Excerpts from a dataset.
**********

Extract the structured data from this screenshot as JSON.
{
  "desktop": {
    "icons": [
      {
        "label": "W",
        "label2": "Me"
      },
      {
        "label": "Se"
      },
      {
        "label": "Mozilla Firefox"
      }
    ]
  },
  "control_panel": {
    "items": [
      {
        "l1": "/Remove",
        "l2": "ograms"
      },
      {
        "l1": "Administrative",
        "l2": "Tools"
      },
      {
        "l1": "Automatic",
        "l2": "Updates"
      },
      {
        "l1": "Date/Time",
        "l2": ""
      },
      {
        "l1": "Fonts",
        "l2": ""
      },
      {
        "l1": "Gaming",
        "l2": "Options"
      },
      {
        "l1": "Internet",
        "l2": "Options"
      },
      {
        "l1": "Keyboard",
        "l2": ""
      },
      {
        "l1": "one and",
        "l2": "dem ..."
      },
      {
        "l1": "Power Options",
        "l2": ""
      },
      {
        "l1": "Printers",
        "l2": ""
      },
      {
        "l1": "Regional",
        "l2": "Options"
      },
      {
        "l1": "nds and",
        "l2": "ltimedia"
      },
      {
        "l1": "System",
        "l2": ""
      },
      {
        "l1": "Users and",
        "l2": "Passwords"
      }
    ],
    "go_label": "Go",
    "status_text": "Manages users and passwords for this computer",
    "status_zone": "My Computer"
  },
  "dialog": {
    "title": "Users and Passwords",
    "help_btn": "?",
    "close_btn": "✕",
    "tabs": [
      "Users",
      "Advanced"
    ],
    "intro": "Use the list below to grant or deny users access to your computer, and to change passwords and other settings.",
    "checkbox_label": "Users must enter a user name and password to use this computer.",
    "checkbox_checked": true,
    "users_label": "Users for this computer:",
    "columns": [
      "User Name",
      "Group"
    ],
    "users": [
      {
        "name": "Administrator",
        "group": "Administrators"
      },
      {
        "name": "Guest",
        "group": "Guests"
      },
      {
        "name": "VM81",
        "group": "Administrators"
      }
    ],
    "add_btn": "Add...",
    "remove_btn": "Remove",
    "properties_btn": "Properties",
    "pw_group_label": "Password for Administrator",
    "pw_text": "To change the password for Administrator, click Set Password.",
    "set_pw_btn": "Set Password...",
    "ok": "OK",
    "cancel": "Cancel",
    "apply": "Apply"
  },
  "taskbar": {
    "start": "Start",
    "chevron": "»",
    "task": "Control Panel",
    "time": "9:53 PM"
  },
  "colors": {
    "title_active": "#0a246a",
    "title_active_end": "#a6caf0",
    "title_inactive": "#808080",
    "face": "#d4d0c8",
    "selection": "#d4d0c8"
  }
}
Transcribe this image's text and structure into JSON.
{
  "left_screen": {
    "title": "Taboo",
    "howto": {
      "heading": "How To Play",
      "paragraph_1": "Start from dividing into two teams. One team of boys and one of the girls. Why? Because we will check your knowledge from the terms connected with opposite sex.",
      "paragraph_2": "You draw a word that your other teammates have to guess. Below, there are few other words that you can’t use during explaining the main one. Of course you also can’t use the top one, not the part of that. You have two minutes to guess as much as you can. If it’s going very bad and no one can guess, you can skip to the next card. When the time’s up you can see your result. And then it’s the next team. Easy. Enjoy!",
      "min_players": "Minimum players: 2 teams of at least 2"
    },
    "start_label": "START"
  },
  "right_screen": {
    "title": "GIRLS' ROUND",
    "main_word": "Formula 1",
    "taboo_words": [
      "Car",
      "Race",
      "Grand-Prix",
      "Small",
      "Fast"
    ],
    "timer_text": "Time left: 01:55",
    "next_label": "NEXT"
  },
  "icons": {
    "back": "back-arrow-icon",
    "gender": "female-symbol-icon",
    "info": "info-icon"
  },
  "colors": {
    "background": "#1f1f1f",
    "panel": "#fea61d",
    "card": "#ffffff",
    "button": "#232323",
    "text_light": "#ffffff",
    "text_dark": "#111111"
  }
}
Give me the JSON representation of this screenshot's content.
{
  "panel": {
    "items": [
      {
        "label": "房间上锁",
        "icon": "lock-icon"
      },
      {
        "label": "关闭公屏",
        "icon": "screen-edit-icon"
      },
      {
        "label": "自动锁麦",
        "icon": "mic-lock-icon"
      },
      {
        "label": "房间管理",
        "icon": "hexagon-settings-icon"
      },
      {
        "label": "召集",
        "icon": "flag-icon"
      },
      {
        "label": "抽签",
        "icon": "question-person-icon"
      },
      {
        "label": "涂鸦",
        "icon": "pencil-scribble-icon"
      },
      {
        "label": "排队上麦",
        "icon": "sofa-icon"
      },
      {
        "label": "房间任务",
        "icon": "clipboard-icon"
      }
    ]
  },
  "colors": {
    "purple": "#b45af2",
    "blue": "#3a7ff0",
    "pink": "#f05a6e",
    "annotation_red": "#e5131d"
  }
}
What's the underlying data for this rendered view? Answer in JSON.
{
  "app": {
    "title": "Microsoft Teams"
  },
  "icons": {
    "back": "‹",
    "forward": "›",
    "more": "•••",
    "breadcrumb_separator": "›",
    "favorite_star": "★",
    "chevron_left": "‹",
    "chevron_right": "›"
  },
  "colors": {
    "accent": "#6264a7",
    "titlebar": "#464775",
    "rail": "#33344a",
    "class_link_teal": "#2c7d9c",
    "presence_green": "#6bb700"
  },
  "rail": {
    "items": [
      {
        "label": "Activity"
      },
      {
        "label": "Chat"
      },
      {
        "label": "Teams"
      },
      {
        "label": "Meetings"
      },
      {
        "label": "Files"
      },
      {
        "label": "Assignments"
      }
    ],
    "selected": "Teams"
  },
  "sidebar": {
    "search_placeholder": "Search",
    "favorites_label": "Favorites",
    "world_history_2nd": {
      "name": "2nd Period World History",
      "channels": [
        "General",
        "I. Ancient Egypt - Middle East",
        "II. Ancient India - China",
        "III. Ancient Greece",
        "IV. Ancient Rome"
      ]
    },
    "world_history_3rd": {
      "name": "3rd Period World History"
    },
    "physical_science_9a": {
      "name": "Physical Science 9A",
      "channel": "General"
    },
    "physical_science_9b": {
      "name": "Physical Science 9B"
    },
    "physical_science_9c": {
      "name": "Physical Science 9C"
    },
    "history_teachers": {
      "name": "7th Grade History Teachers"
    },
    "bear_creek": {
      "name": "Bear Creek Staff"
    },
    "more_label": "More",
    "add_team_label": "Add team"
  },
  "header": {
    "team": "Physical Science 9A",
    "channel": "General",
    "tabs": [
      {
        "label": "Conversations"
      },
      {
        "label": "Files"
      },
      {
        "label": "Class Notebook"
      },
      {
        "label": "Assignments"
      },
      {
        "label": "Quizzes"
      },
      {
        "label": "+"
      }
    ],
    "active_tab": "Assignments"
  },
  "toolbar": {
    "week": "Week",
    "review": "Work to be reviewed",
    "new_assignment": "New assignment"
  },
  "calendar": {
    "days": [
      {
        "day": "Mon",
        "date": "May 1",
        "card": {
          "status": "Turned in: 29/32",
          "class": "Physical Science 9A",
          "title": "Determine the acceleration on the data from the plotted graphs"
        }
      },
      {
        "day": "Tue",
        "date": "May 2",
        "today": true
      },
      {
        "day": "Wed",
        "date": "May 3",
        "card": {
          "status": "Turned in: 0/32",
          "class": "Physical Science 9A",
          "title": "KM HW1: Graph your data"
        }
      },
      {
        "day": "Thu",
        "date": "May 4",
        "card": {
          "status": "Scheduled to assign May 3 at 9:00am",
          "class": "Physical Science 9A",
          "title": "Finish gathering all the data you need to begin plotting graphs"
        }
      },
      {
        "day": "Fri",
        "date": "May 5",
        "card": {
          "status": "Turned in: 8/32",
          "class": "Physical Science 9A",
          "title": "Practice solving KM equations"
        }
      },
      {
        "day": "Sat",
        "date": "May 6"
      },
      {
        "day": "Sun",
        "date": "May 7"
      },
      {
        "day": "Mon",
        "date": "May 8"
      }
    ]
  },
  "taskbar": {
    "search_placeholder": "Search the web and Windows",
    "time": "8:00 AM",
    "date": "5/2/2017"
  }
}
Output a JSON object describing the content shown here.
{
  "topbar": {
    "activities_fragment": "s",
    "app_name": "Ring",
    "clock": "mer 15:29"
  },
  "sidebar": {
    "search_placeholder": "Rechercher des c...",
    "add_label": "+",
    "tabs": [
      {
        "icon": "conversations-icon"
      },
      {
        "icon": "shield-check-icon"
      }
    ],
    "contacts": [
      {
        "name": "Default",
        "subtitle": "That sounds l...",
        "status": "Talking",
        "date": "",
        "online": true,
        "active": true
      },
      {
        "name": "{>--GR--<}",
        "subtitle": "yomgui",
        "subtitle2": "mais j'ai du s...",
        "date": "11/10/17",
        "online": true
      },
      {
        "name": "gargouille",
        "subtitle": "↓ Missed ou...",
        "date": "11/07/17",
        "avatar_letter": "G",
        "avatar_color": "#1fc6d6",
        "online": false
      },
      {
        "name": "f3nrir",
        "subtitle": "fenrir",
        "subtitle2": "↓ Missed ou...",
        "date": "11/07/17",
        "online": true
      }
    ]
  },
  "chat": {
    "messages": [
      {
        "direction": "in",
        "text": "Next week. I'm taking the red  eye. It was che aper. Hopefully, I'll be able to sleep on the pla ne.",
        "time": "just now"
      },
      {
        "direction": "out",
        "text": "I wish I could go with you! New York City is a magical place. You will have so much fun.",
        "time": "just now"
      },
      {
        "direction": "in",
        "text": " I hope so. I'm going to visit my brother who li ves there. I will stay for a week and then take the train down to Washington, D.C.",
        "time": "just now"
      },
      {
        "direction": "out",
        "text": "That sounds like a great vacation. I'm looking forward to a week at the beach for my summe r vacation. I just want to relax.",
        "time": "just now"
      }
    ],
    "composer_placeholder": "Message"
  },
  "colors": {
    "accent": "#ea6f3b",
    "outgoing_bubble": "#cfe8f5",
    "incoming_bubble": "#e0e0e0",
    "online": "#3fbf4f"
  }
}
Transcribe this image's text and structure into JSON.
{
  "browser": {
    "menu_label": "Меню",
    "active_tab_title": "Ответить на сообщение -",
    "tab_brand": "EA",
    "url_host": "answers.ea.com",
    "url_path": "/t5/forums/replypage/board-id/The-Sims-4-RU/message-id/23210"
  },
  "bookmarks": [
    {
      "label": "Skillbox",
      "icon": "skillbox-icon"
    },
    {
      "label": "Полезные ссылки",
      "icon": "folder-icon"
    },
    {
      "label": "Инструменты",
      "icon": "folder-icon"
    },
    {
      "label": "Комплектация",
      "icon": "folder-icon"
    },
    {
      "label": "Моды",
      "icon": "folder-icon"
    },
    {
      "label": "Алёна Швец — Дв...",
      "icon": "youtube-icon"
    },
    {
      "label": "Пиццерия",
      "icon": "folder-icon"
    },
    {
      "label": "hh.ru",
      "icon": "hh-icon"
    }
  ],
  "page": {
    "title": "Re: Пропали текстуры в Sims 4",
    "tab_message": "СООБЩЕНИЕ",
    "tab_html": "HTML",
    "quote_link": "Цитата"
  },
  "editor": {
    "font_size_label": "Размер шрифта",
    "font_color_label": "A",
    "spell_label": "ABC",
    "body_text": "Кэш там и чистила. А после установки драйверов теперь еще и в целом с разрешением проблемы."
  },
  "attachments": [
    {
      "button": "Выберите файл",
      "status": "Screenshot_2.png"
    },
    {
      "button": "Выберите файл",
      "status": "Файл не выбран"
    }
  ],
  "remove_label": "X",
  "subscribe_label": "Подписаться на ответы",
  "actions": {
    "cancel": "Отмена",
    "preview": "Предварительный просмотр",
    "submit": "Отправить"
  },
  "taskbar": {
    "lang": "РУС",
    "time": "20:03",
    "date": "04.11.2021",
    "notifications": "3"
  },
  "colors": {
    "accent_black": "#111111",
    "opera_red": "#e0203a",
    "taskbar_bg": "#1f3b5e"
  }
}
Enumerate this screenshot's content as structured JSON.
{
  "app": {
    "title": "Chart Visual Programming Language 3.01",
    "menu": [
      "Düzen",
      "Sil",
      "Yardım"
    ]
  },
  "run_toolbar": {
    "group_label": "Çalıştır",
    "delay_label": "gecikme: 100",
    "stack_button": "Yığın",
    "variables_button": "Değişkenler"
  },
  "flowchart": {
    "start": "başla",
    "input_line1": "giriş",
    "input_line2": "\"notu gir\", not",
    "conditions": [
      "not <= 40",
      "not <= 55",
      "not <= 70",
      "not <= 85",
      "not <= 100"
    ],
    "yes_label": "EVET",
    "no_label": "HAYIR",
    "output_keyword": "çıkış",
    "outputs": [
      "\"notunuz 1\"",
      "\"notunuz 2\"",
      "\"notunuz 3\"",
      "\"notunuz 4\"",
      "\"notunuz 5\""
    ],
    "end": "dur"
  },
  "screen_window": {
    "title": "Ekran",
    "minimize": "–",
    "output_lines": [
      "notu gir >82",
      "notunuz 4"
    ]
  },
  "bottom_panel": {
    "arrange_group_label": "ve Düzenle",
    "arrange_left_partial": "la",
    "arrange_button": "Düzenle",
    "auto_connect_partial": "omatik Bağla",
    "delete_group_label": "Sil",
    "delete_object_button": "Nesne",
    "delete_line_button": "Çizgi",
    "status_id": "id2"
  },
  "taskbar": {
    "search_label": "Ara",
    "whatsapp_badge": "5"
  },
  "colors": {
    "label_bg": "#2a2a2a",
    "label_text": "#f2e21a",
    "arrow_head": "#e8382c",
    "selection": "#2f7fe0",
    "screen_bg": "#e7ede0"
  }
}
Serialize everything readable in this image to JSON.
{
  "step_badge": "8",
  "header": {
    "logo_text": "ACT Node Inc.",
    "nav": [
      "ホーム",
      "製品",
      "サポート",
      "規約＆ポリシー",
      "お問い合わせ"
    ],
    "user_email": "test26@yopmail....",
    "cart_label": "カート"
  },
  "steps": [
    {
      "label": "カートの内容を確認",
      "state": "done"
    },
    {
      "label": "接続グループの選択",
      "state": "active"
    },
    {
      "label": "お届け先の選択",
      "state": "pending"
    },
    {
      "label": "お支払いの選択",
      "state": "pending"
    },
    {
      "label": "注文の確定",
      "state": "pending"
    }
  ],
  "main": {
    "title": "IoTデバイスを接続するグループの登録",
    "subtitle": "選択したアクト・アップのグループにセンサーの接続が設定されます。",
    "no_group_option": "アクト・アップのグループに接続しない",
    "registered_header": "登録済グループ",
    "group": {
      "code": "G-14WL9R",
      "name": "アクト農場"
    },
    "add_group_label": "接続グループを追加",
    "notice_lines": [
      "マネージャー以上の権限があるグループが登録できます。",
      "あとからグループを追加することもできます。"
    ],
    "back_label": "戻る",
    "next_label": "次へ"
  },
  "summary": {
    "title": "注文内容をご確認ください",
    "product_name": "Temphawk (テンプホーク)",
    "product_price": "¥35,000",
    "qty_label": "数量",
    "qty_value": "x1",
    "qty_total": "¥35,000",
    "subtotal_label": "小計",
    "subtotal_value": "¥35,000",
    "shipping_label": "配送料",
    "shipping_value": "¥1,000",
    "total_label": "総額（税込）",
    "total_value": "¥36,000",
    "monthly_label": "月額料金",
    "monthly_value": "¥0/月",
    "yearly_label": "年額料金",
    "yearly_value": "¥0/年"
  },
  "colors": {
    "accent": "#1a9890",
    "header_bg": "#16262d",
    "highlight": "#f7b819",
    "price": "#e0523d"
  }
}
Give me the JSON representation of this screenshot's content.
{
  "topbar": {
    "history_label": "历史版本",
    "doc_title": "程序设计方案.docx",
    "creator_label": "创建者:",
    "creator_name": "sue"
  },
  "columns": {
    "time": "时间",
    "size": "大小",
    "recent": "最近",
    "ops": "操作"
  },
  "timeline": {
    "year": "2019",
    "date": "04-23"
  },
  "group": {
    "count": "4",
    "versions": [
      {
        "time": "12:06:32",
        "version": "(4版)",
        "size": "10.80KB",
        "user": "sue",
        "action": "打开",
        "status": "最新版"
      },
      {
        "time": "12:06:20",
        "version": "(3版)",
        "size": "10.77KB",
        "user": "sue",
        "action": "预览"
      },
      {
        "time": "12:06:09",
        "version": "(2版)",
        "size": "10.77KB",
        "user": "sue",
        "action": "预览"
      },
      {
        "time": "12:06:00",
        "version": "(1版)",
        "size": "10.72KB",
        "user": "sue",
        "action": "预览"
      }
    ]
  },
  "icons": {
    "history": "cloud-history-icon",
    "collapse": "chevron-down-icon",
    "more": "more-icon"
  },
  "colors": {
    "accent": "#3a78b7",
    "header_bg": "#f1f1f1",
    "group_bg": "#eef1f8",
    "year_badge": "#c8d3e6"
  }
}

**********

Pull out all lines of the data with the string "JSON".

RESULT BELOW.
Extract the structured data from this screenshot as JSON.
Transcribe this image's text and structure into JSON.
Give me the JSON representation of this screenshot's content.
What's the underlying data for this rendered view? Answer in JSON.
Output a JSON object describing the content shown here.
Transcribe this image's text and structure into JSON.
Enumerate this screenshot's content as structured JSON.
Serialize everything readable in this image to JSON.
Give me the JSON representation of this screenshot's content.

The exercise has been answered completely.